During that phase, says Cowen, BA made use of consultants that had strong experience in other airport moves, and a couple of smaller consultants to make sure the training programme and the familiarisation processes it used for its staff involved sharing best practice. “But after the well publicised problems we encountered, we were determined to go back to the good designs we had previously laid out. “There were no consultants brought in afterwards. We felt we achieved more value in preparing ourselves for this. For example, large parts of our baggage system are now doing precisely what they were originally designed to do. It was all in the design.”

Operational excellence

This view is backed by Mark Murphy, who last April was installed as operations director of Terminal 5. “From a technological point of view, we haven’t changed that much since we opened,” he says. “Operationally, we occupy the space now that we envisaged when we launched. But there have been some changes, notably including joint contingency planning. Naturally BAA works physically very close to BA in the building and we have control centres located within the building, with meeting rooms in-between. So when we’re in contingency mode, we can interact with each other easily and quickly.”

Murphy also refers to positive customer feedback. “I’m aware that BA’s own customer surveys are showing strong performance, and we’re also finding that the vast majority of people are reporting great experiences as they go through Terminal 5, which is still, remember, in its relative infancy. However, the positive feedback has been a trend for a few months, pretty much from April onwards, in step with the increase in flights. In terms of continuity, though, we’ve also had a number of disruptions where Terminal 5 as an operations building has proven that it can cope extremely well.”

“The biggest improvement BA saw since the March opening was with the baggage system.”
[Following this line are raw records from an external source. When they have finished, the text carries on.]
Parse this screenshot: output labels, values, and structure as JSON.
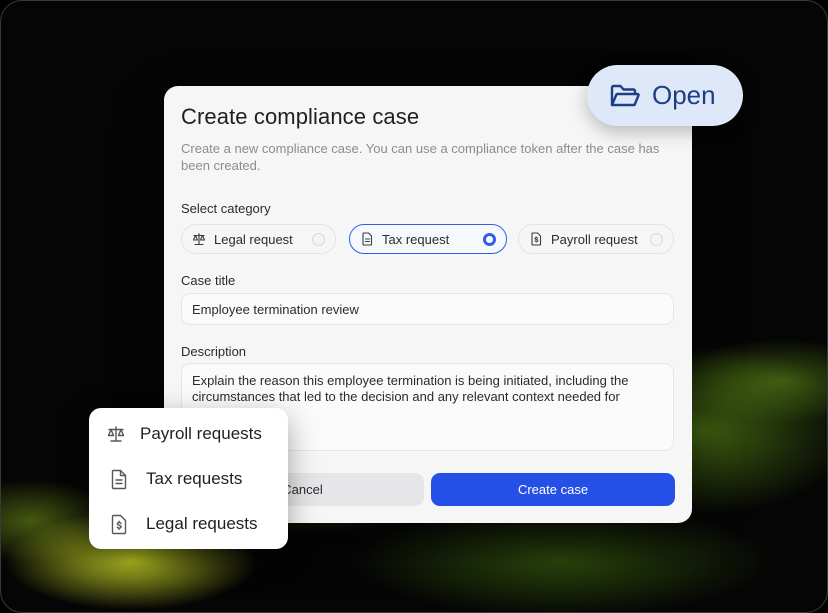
{
  "badge": {
    "label": "Open",
    "icon": "folder-open-icon"
  },
  "dialog": {
    "title": "Create compliance case",
    "subtitle": "Create a new compliance case. You can use a compliance token after the case has been created.",
    "category_label": "Select category",
    "categories": [
      {
        "label": "Legal request",
        "icon": "scale-icon",
        "selected": false
      },
      {
        "label": "Tax request",
        "icon": "document-icon",
        "selected": true
      },
      {
        "label": "Payroll request",
        "icon": "dollar-document-icon",
        "selected": false
      }
    ],
    "case_title_label": "Case title",
    "case_title_value": "Employee termination review",
    "description_label": "Description",
    "description_value": "Explain the reason this employee termination is being initiated, including the circumstances that led to the decision and any relevant context needed for",
    "cancel_label": "Cancel",
    "create_label": "Create case"
  },
  "dropdown": {
    "items": [
      {
        "label": "Payroll requests",
        "icon": "scale-icon"
      },
      {
        "label": "Tax requests",
        "icon": "document-icon"
      },
      {
        "label": "Legal requests",
        "icon": "dollar-document-icon"
      }
    ]
  },
  "colors": {
    "accent": "#2550e8",
    "badge_bg": "#dfe8f8",
    "badge_text": "#1c3f86"
  }
}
Murphy says BAA is working closely with BA and “had a very successful summer and first Christmas, now we’re focusing on the first anniversary,” but, like Cowen, he points out that external help in trouble-shooting hasn’t so far been necessary from BA’s point of view. “We didn’t bring in consultants from outside. It was more of a case of continued work with the operational readiness team, and ensuring the baggage teams, IT teams and operational teams are talking to each other, making sure everything’s properly coordinated. That whole effort just became stronger and stronger as it went on. There was no need to involve any third parties.” BA has no more staff or flights to move into Terminal 5. But Cowen is looking forward to the new Terminal 5 ‘C’ satellite facility concourse under construction at the moment, which will give BA’s passengers more on-pier services, and will be connected by an underground railway to Terminal 5 ‘A’ and ‘B’ which are already in full use.
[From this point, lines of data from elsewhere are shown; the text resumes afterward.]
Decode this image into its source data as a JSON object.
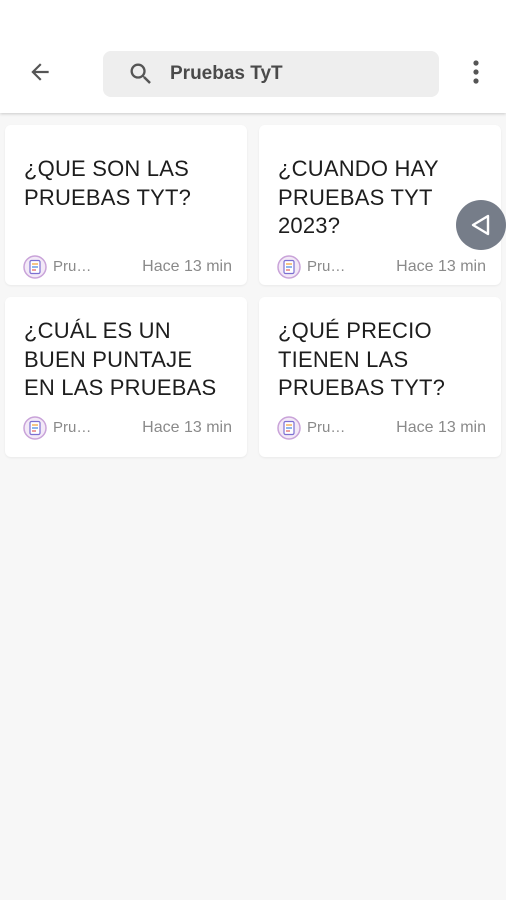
{
  "header": {
    "search_value": "Pruebas TyT"
  },
  "cards": [
    {
      "title": "¿QUE SON LAS\nPRUEBAS TYT?",
      "source": "Pruebas TyT",
      "time": "Hace 13 min"
    },
    {
      "title": "¿CUANDO HAY\nPRUEBAS TYT\n2023?",
      "source": "Pruebas TyT",
      "time": "Hace 13 min"
    },
    {
      "title": "¿CUÁL ES UN\nBUEN PUNTAJE\nEN LAS PRUEBAS",
      "source": "Pruebas TyT",
      "time": "Hace 13 min"
    },
    {
      "title": "¿QUÉ PRECIO\nTIENEN LAS\nPRUEBAS TYT?",
      "source": "Pruebas TyT",
      "time": "Hace 13 min"
    }
  ],
  "icons": {
    "back": "arrow-left-icon",
    "search": "search-icon",
    "more": "more-vertical-icon",
    "float": "triangle-left-icon",
    "source": "source-logo-icon"
  },
  "colors": {
    "background": "#f7f7f7",
    "card": "#ffffff",
    "search_box": "#eeeeee",
    "title_text": "#1d1d1d",
    "meta_text": "#8a8a8a",
    "float_button": "#6b7280"
  }
}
“That’s a large part of our project work as it stands now,” he says. “We’re never going to say that we’re resting on our laurels, or that we’ve cracked it. We are very pleased and proud of the improvements we have made. Our customers are telling us their experiences are very good and the staff feedback about the environment they’re working in is good too. All the signals are promising.”